__What the task requires__
The data below is to be set down again exactly as written.

━━ Provided material ━━

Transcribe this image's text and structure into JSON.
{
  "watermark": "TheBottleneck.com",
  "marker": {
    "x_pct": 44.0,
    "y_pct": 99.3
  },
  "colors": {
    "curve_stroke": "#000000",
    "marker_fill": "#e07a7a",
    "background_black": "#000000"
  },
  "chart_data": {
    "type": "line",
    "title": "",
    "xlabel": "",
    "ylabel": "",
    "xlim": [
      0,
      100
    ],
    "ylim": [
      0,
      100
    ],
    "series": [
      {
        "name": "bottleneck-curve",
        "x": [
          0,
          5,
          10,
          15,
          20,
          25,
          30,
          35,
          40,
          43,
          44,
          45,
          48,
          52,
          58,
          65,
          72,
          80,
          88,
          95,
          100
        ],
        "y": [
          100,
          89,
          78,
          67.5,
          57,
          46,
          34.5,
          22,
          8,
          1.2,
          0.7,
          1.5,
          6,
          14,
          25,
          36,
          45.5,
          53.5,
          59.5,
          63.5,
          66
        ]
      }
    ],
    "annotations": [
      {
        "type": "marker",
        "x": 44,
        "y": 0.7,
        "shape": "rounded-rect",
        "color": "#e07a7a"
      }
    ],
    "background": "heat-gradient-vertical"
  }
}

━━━

__Solved problem__
Transcribe this image's text and structure into JSON.
{
  "watermark": "TheBottleneck.com",
  "marker": {
    "x_pct": 44.0,
    "y_pct": 99.3
  },
  "colors": {
    "curve_stroke": "#000000",
    "marker_fill": "#e07a7a",
    "background_black": "#000000"
  },
  "chart_data": {
    "type": "line",
    "title": "",
    "xlabel": "",
    "ylabel": "",
    "xlim": [
      0,
      100
    ],
    "ylim": [
      0,
      100
    ],
    "series": [
      {
        "name": "bottleneck-curve",
        "x": [
          0,
          5,
          10,
          15,
          20,
          25,
          30,
          35,
          40,
          43,
          44,
          45,
          48,
          52,
          58,
          65,
          72,
          80,
          88,
          95,
          100
        ],
        "y": [
          100,
          89,
          78,
          67.5,
          57,
          46,
          34.5,
          22,
          8,
          1.2,
          0.7,
          1.5,
          6,
          14,
          25,
          36,
          45.5,
          53.5,
          59.5,
          63.5,
          66
        ]
      }
    ],
    "annotations": [
      {
        "type": "marker",
        "x": 44,
        "y": 0.7,
        "shape": "rounded-rect",
        "color": "#e07a7a"
      }
    ],
    "background": "heat-gradient-vertical"
  }
}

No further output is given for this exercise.